So much research, and I’m drowning in it. There is nothing wrong with any of the things I’ve looked up, and it was quite helpful. But my brain is on research overload. I stepped back and had a much needed moment of clarity. I’m so focused on making the blog better or getting people to check it out that I overlooked the two most important things.

1. Why I’m doing this in the first place
2. The people

I write to tell my story. To share where I’ve been, where I am now, and where I want to be. I was such a hyper-religious, piously hypocritical jerk that thought he should “save all the sinners” while I was the biggest quote unquote sinner of all. Hiding behind a mask of Church and Religion. How I used to be.

Now, I see the value in people, see the good in others, regardless of spirituality, lifestyle, race, etc. The shift started in 2003, and is ongoing. What I define as life unrestricted.  That religious part of me still acts up from time to time, but now I can recognize it, work through it and move on.
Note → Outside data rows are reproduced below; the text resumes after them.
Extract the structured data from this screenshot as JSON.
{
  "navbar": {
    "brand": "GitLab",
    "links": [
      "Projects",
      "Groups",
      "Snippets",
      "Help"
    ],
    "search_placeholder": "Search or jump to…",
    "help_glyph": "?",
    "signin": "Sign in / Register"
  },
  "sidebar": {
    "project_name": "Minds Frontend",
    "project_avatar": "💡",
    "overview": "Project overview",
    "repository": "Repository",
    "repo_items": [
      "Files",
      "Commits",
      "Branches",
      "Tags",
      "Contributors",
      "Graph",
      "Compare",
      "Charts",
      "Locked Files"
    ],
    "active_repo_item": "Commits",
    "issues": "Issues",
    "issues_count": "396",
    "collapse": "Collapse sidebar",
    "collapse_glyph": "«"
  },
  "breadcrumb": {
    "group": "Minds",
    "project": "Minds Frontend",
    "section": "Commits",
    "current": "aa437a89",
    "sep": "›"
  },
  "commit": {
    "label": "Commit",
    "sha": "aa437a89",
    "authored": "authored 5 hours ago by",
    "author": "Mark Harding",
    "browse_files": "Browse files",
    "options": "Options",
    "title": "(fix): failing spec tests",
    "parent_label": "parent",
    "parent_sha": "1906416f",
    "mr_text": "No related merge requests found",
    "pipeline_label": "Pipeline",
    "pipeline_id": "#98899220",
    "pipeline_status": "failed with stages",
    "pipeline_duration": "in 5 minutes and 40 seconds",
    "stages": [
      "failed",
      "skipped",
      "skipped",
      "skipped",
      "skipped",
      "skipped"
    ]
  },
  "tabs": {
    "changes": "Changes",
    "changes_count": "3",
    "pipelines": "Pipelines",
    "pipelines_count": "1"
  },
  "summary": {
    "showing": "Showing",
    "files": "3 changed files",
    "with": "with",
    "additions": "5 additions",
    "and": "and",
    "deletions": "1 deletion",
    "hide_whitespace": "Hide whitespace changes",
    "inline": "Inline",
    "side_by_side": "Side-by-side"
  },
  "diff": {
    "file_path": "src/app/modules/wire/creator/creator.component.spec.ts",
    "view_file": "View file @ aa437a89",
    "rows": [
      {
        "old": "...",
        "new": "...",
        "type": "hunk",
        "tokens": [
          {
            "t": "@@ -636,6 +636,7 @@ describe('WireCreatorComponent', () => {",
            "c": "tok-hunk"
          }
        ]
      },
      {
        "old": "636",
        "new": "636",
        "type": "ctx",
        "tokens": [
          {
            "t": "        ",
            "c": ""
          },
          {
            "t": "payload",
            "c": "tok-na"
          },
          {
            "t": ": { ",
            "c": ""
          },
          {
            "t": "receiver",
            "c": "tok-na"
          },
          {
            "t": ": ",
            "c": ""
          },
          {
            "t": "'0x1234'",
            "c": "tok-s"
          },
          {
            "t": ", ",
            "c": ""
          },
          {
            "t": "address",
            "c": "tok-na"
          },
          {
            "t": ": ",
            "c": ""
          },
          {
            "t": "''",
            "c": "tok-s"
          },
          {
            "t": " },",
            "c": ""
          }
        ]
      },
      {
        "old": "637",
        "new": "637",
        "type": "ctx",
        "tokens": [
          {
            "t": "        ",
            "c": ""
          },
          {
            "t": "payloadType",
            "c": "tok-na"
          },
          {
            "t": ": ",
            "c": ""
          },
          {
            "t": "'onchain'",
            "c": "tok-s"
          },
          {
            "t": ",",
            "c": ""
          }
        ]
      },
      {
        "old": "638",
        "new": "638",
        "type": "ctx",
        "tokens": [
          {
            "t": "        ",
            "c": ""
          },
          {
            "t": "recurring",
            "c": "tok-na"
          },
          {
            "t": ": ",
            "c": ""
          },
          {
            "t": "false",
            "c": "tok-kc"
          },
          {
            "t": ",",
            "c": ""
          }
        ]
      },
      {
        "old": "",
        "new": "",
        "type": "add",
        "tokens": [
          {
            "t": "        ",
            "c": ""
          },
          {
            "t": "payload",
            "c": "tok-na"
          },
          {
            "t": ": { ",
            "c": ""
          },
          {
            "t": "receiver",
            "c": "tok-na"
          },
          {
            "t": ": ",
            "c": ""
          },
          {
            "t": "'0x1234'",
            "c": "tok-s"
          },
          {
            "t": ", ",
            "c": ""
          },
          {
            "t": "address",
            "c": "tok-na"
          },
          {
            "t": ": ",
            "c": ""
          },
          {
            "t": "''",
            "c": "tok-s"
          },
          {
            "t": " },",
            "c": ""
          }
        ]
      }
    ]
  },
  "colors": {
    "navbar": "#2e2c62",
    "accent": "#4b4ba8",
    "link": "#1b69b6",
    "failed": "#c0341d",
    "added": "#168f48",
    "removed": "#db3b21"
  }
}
So here I am with this new website, trying to find my place in the blogosphere. Trying to find my niche, because I don’t define this blog as a “Christian” blog. It is for anyone who wants to break free from comfort zones to be beautifully uncomfortable and free. And there is nothing more comfortable than religion. I’m not necessarily putting religion down, but for me, I was completely focused on form and function vs. loving God and loving people. For more about this, go here.

Some wonderful people have signed up, commented on posts, and read what I’ve written, I am so grateful and appreciative. That what it is all about: the people, making friends, maintaing relationships, helping wherever I can.  I can’t concern myself with being the next superstar blogger or figuring out the fastest way to making a living online or anything. All I can do is be Jermaine. The best Jermaine I can be.

There was a lot of fear and worry and doubt in February.  My wife and I announced we are having a baby in September, our first child as individuals and as a couple.  All the practical fears kicked in about how to provide financially for my family, what do we need to buy, and do we honestly need a bassinet.  I mean really, a bassinet?  That is why the baby sleeps in a crib right?  But I digress…

Emotionally, I try not to think about it.  About how I will be as a father, about how life will change (for the better, but still change), etc.  I haven’t found too many resources online for expecting fathers, but the search continues…

On a different note, I became a part of a brand new, non-profit foundation called Random Fingerprints. More on that later.

I’ve found some awesome blogs by really remarkable people: Colleen Wainwright, Joel Runyon, Katie A. Whaite, and Chris Guillebeau.  Their blogs have really resonated with me.

My side where I had my kidney transplant has been hurting quite a bit, I’m hoping it is my lymphocele acting up again,  but I’m still concerned.  I go see the transplant team on Monday, so I’ll see what’s up then.

I think most of February I spent trying to follow formulas about blogs.  There is nothing inherently wrong with that, but being the type of person I am, I focused too much on formula and not enough on being me.

I feel I need to get more personal with my writing, with my blog posts.  I’m trying to find that sweet spot between what I want to talk about and what you the reader want to read about.  I’m trying to reconcile between writing for myself and writing for you.  Maybe by writing more personal and beautifully uncomfortable posts, that will connect us all on a human level and go beyond faith or race or anything.

May peace be with you, may peace be multiplied.